Greenpeace UK is calling out supermarkets for their unnecessary plastic packaging of festive items, and they want you to join the fight. With the hashtag #PointlessPlastic, they are encouraging people to share photos of the worst offenses in supermarkets. Greenpeace will then ask the public to vote on the most egregious. "By exposing the worst festive plastic offenders, we'll be showing supermarkets that their use of plastic is unacceptable, and that their customers have had enough," Greenpeace states on it website.

Insights/Opinion
In the barrier reef in Belize a cave in formed a great blue hole. Lomingen / iStock / Getty Images Plus

LIVE Interview: Plastic Found in Great Blue Hole in Belize

2018 was the year for plastic pollution awareness. One good aspect of the plastic crisis is the fact that we can solve it. Getting involved with solutions is an easy way to have our voices heard globally.

Keep reading... Show less
Popular
Kingborough Council

Tasmania Builds Road From Single-Use Plastics, Glass and Printer Toner

A local government in Tasmania found a clever way to recycle single-use plastics and other landfill-bound waste by building a new road.

The 500-meter (1,640-foot) stretch outside the city of Hobart is made of approximately 173,600 plastic bags and packaging, as well as 82,500 glass bottle equivalents diverted from landfill, the Kingborough council announced Tuesday.

Keep reading... Show less
Sponsored
Insights/Opinion
Alchemy Goods / Bambaw / LuminAID

EcoWatch's Favorite Green Gifts for the Holidays

The holidays are coming and if you're stuck on what to give your eco-conscious friend or relative, we've got you covered. At EcoWatch, we're big fans of homemade presents, products that actually help the planet, and putting our dollars towards a good cause. This year, our staff has rounded up some of the best green gifts we've given and received, as well as the items on our wish list.

Keep reading... Show less
Politics
U.S. Department of Agriculture / Flickr / CC BY 2.0

Senate Approves Farm Bill

By Dan Nosowitz

The Farm Bill, which is supposed to be passed about every five years but which has for the past few been substantially delayed, finally saw the Senate floor Thursday, where it passed by a vote of 87 to 13.

Keep reading... Show less
Sponsored
Animals
Mtwrighter / CC BY-SA 4.0

Most Diverse Butterfly Center in the U.S. to be Bulldozed for Trump’s Border Wall

The National Butterfly Center in Mission, Texas is the most diverse butterfly sanctuary in the U.S. Some 200 species of butterflies find a home there each year, including the Mexican bluewing, the black swallowtail and the increasingly imperiled monarch. And, as soon as February, almost 70 percent of it could be lost to President Donald Trump's border wall, The Guardian reported Thursday.

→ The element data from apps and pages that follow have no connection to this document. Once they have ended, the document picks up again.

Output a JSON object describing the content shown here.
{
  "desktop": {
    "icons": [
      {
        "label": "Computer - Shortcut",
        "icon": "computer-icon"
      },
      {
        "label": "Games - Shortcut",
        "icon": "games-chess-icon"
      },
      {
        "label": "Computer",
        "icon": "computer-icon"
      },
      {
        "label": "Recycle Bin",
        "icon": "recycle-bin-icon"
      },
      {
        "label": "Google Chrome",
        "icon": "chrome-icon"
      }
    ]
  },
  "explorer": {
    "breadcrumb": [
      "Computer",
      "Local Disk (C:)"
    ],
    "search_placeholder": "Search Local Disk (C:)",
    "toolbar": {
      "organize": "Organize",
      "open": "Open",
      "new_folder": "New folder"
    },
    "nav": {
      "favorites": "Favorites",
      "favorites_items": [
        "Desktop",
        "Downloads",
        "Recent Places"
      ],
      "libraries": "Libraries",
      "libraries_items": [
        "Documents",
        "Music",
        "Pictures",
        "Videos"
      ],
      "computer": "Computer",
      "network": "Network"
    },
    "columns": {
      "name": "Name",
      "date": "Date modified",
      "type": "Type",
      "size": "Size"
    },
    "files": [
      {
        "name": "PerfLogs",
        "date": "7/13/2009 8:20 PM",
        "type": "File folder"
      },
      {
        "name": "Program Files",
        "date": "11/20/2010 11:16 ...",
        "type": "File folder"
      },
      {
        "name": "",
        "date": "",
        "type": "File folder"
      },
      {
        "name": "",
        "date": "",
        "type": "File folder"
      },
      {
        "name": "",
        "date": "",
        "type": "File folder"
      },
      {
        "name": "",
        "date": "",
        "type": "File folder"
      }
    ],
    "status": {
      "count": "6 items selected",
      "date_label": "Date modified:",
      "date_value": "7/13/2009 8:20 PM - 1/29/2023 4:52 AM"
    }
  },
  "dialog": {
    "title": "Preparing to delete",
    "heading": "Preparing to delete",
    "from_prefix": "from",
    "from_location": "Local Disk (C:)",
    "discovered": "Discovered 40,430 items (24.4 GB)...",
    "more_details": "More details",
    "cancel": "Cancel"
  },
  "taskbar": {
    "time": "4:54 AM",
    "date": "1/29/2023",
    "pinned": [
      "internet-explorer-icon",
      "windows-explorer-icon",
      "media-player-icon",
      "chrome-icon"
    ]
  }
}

Keep reading... Show less
Energy
McAfee Knob along the Appalachian Trail in Virginia. Appalachian Trail Conservancy / NPS

Court Tosses Controversial Pipeline Permits, Rules Forest Service Failed to ‘Speak for the Trees’

The Lorax would not approve of the Atlantic Coast Pipeline—the controversial pipeline intended to carry fracked natural gas through 600 miles in Virginia, West Virginia and North Carolina. That's the sentiment behind a ruling by a Virginia appeals court Thursday tossing out a U.S. Forest Service permit for the pipeline to cross 21 miles of national forest in Virginia, including a part of the Appalachian Trail, The News & Observer reported.

Keep reading... Show less
Sponsored

mail-copy

The best of EcoWatch, right in your inbox. Sign up for our email newsletter!